Kurt Colfelt: Like Lemmy said, the bass is just rhythm guitar only better! I was and still am pretty protective of my speed metal legacy and if the opportunity came up to do something great I might consider it. I was talking to John Cyriis about maybe writing some stuff for a new Agent Steel record, but it looks like that isn't going to work out.

R&MIMB: How is the live metal scene in Seattle with your band Zeke?
Kurt Colfelt: It's ok up here, it's more slow stuff. My kid has a pretty cool band called The Kings of Cavalier . They've just finished their third record and it's pretty great! I'm out of the loop for the most part, being able to tour at this point is a real blessing and I have a great job for sure!

R&MIMB: You also have a glorious past with Agent Steel, you played guitar on Skeptics Apocalypse.

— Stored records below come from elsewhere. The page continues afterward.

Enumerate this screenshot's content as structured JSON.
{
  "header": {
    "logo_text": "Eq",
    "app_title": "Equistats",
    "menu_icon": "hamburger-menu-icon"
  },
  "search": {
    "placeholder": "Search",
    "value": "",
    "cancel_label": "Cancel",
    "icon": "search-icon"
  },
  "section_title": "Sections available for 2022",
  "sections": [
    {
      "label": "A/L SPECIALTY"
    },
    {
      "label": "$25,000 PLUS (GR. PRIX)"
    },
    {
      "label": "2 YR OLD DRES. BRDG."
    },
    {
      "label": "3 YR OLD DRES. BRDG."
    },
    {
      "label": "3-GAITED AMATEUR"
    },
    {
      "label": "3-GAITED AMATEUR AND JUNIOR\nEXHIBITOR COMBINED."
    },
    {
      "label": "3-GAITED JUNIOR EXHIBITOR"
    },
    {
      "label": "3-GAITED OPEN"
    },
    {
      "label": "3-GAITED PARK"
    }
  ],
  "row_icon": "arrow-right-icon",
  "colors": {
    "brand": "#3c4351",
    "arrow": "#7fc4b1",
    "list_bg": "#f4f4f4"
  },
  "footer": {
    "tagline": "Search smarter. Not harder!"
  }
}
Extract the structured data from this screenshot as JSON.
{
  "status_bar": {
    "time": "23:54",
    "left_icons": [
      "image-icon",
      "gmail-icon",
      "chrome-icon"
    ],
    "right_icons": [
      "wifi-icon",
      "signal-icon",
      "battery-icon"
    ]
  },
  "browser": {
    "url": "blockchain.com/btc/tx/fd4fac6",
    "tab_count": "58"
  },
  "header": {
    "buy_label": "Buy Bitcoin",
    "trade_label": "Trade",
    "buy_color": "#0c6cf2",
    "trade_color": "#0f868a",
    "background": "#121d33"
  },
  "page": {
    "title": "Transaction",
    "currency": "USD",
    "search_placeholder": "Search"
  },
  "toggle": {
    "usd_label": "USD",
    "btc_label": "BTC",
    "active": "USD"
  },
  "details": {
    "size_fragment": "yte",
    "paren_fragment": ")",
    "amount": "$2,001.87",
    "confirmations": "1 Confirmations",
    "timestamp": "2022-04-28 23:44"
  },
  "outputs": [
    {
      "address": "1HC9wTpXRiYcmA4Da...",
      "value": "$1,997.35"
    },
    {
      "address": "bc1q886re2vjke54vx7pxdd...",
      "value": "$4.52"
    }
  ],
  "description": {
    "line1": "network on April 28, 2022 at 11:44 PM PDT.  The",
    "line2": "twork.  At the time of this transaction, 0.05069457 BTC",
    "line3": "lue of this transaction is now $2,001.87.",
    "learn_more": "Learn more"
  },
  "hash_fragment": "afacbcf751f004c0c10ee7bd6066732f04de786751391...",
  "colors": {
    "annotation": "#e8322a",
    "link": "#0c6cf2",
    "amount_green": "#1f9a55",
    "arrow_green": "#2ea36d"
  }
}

Are you still in contact with the guys in the band?
Kurt Colfelt: I talk to Juan pretty regularly and have contact with John here and there. I'm not sure what the other guys are up to, I did see Chuck a few years back.

R&MIMB: Tell us about your current band, The Load Levelers. The band plays "barncore". Can you give us a definition of this particular genre?
Kurt Colfelt: Ahh? the Load Levelers. That band finally broke up a couple of years ago. It was speed metal mixed with punk rock and bluegrass/country music. It was a great way to play fast music and still be able to play the bar circuit on the weekends. Plus for some reason I can sing country music, maybe because I grew up in the woods of Washington State and I'm kind of a Hick!

R&MIMB: You also play in the heavy metal band Midnight Idols. How did this project come about?
Kurt Colfelt: I played with the Midnight Idols when I was working all the time. They're old friends of mine and a great NWOBHM band, it was a shitload of fun to play that old style metal, there's a couple of other side project band demos floating around on Youtube , El Revengo, Hell Camano, just a way to keep playing and making music. I have six kids you know!

R&MIMB: What is your touring schedule for 2018?
Kurt Colfelt: You can check Zeketheband on Facebook, we leave for 5 weeks in Europe next week to support the new record Hellbender that is coming out on Relapse Records March 30. It's fast as fuck and you might like it!

R&MIMB: How about a message to all the readers of Rock & Metal in my Blood?
Kurt Colfelt: Well, I'm very humbled that people still like those records and grateful that I can get out and make records and tour! If you keep trying , you just never know what might happen? Cheers!!

(An interview by Yader Lamberti, Lucia Rossi, Davide Cillo, Lorenzo Mortai)